- Not All Practice Makes Perfect
Malcolm Gladwell’s written about Deliberate Practice, and he derived that term from work that this author has done. This author goes on to coin “Purposeful Practice”, which is kind of the same thing.
We have especially strong evidence of this phenomenon as it applies to physicians. Research on many specialties shows that doctors who have been in practice for 20 or 30 years do worse on certain objective measures of performance than those who are just two or three years out of medical school. It turns out that most of what doctors do in their day-to-day practice does nothing to improve or even maintain their abilities; little of it challenges them or pushes them out of their comfort zones. For that reason, I participated in a consensus conference in 2015 to identify new types of continuing medical education that will challenge doctors and help them maintain and improve their skills.
- One Swede Will Kill Cash Forever—Unless His Foe Saves It From Extinction
It seems like a no-brainer to move towards a cash-less economy – we’re most of the way there anyways. But this article talks about a compelling reason that a member of ABBA raised to push us towards that goal.

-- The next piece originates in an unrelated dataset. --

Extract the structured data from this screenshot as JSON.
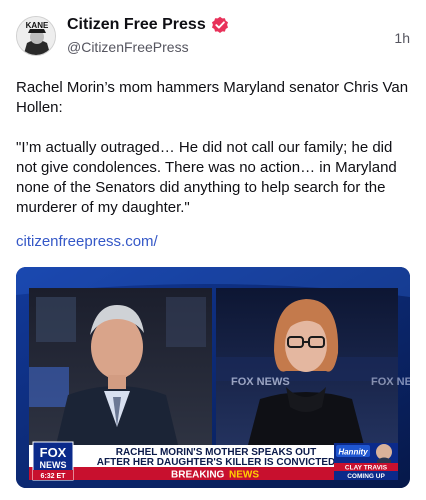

In 2010, 40 percent of Swedish retail transactions were made using cash; by 2014 that amount had fallen to about 20 percent. More than half of bank offices no longer deal in cash. To his claim that going cashless is the “biggest crime-preventing scheme ever,” Ulvaeus now has some statistics to back it up. The Swedish National Council for Crime Prevention counted only 23 bank robberies in 2014, down 70 percent from a decade earlier. In the same period, muggings dropped 10 percent. While it’s unclear the extent to which the transition to cashless has affected the rate of street crime, police point out that there’s a lot less incentive to rob a bus driver, cabbie, or shopkeeper if they don’t accept cash.

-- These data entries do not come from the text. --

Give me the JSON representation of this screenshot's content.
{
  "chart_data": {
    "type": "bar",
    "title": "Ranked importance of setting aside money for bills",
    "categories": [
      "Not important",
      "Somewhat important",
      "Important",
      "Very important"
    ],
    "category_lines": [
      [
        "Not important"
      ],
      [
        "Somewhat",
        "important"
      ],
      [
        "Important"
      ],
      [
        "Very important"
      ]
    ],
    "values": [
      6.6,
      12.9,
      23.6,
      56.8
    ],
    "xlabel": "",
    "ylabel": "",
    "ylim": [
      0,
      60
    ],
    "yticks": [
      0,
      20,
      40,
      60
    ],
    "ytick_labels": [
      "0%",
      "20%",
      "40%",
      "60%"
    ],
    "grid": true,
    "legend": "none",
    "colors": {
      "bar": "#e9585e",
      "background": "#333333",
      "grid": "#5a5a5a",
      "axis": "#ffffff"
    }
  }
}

- How game theory can help you do a better job of parenting
This is an interesting idea for an article, but unfortunately the article is too short – giving only 3 examples of how game theory could be applied. Here’s one of them:
Now let’s make it a bit more difficult. The cake is half chocolate and half vanilla. Your son loves chocolate; your daughter prefers vanilla. If your daughter cuts the cake in a way that gives each of them half of the chocolate and half of the vanilla, the cut is fair. Each piece is the same size. But neither child is entirely happy, because each got some cake they didn’t want. Turn the cut the other way – and divide it into a chocolate half for your son and a vanilla half for your daughter, and both are far happier. Both cuts were fair, but the cut into chocolate and vanilla halves demonstrated what’s called Pareto optimality. Each was not only fairly treated, but also got the best possible outcome.
- How Uber conquered London
Yet another article about Uber, but this one covers a lot of things including how Uber started in London, and how drivers are paid.
Driver No 1 was Darren Thomas. Before he joined Uber, most of his work came from Spearmint Rhino, the lap dancing club. Thomas had drifted back into chauffeuring after working for seven years as a salesman in the tiling industry. He signed up for as many hours as he could bear. “I absolutely caned it,” he told me. Soon he was earning £2,500 a week. On Uber’s first day in London, in the middle of June 2012, Howard had around 50 drivers on the platform. They did only 30 trips in 24 hours, but there was a single, glorious moment when seven rides were under way simultaneously and Kalanick happened to log in from San Francisco. “Travis was just blown away,” said Howard. “He was like, ‘Guys, look at London! This is unbelievable!’ It was just kismet, I guess.”
- No one ever says it, but in many ways global warming will be a good thing
Interesting article about the benefits of global warming – the press always talks about the negative effects, but it turns out that the global warming will actually help the human race significantly as well.
Similarly, we know that many more people die from cold than from heat. The biggest study on heat and cold deaths, published last year in Lancet, examined more than 74 million deaths from 384 locations in 13 countries from cold Sweden to hot Thailand. The researchers found that heat causes almost one-half of one percent of all deaths, while more than 7 percent are caused by cold.
As global warming pushes temperatures up, more people will die in heat waves; a point emphasized by campaigners like UN climate chief, Christiana Figueres. What we don’t hear from her is that fewer people will die from cold. One study for England and Wales shows that heat kills 1,500 annually and cold kills 32,000. By the 2080s, increased heat-waves will kill nearly 5,000 in a comparable population. But ‘cold deaths’ will have dropped by 10,000, meaning 6,500 fewer die altogether.